I think there's partly that, and I also came to the conclusion many years ago — when I would read a lot of new crime books and biographies of about Charles Manson or Henry Lee Lucas, different serial killers — you would see these fucked-up lives they had. Especially with someone like Henry Lee Lucas, you go, "This guy, the only job he was capable of having was 'serial killer.'" At some point he was just a baby and his life became so fucked up, and he was so abused and went through such hell. Of course, he's a serial killer! What the fuck else was he ever going to be?
It doesn't mean that it takes away from what they did, but suddenly you see more of a person. You see more of a fucked-up thought process going on there. Just like with Manson. I mean, Charles Manson could have been a brilliant rock star, but he's not because he's so fucked up. Then he went through the prison system for so long that he became this dangerous individual, but maybe he was a super talented guy. Sometimes when I hear his music, I think, "Man, maybe he was good."
I think there's an aspect of that that doesn't make you feel like what they did was cool, but they're not Jason from Friday the 13th, just some faceless killing machine. There's some soul inside that "thing" that's killing. That's what creates the conflict where you want them to get away, because you've kind of grown to like that. They're kind of likable and fun even though they're horrible.
THEY BECOME VERY THREE-DIMENSIONAL, WHICH TIES INTO HOW THERE'S A SIGNIFICANT MOVEMENT IN THE TRILOGY WHERE IT STARTED OUT BEING KIND OF ABSURD AND OUTRAGEOUS, THEN MOVED TOWARD A GRITTIER, MORE REALISTIC AND SOPHISTICATED PORTRAYAL. WHAT PUSHED YOU IN THAT DIRECTION?
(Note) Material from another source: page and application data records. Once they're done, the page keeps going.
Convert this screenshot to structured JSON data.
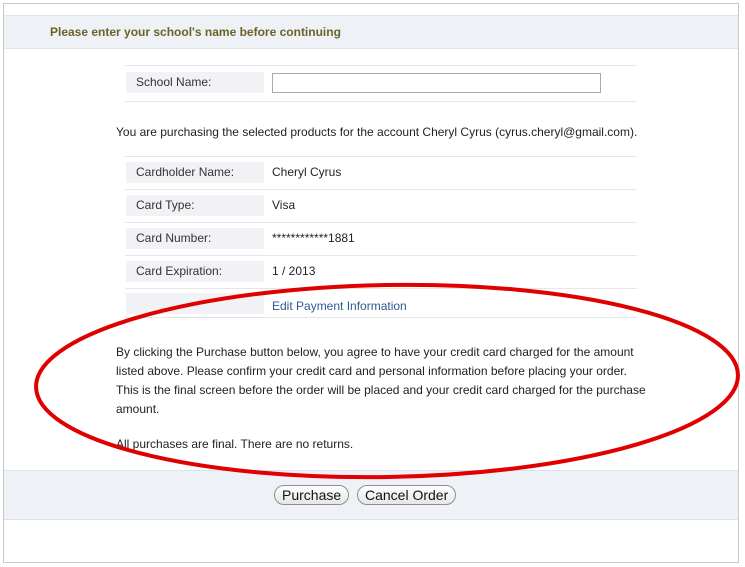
{
  "header": {
    "title": "Please enter your school's name before continuing"
  },
  "school": {
    "label": "School Name:",
    "value": ""
  },
  "account_notice": "You are purchasing the selected products for the account Cheryl Cyrus (cyrus.cheryl@gmail.com).",
  "payment": {
    "cardholder_label": "Cardholder Name:",
    "cardholder_value": "Cheryl Cyrus",
    "type_label": "Card Type:",
    "type_value": "Visa",
    "number_label": "Card Number:",
    "number_value": "************1881",
    "expiration_label": "Card Expiration:",
    "expiration_value": "1 / 2013",
    "edit_link": "Edit Payment Information"
  },
  "agreement": {
    "line1": "By clicking the Purchase button below, you agree to have your credit card charged for the amount",
    "line2": "listed above. Please confirm your credit card and personal information before placing your order.",
    "line3": "This is the final screen before the order will be placed and your credit card charged for the purchase",
    "line4": "amount.",
    "final_note": "All purchases are final. There are no returns."
  },
  "buttons": {
    "purchase": "Purchase",
    "cancel": "Cancel Order"
  },
  "colors": {
    "header_text": "#6b6327",
    "link": "#2e5a8c",
    "annotation": "#e00000",
    "panel_bg": "#eef1f6"
  }
}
Well, the first movie was also my first movie, so it's kind of a chaotic film. I didn't quite know how to get the images in my head perfectly on film, so it became kind of this other crazy, psychedelic weird thing. Which, you know, over the years people have grown to love. At the time when it came out, it seemed like everyone fucking hated it, but now people seem to love it.
But then when it came time and I got offered to do a sequel, I didn't want to just do House of 1000 Corpses Part 2 and have more unsuspecting victims come to the house, just going through the same beats like a typical sequel. I thought, "Well, I want to jettison everything that movie was about." Get rid of the house, get rid of everything, pare down the characters, get them on the road, and basically make the exact opposite movie.
I remember always saying — and I don't know if you remember this episode of Seinfeld where George Costanza starts doing the exact opposite of everything in his life and everything starts going well — that's what I was thinking: "I'm going to Costanza this." If the whole movie took place at night, I'm making the whole movie take place in the sunlight. If everything was bright and colorful, I'm making it drab and colorless. I decided to do that, and I think it paid off. I thought the film turned out great.
So with this movie, I wanted the characters to become more than just cartoon characters — I mean, in House, they're basically just wacky cartoon characters, and now 15 years later, I wanted to take them to another place. Just think of the scene with Baby sitting down having a nice conversation with the Sebastian character: That couldn't happen in House of 1000 Corpses. That character didn't exist on that level to do that, but now that they've become these more sophisticated creatures, we can do more with.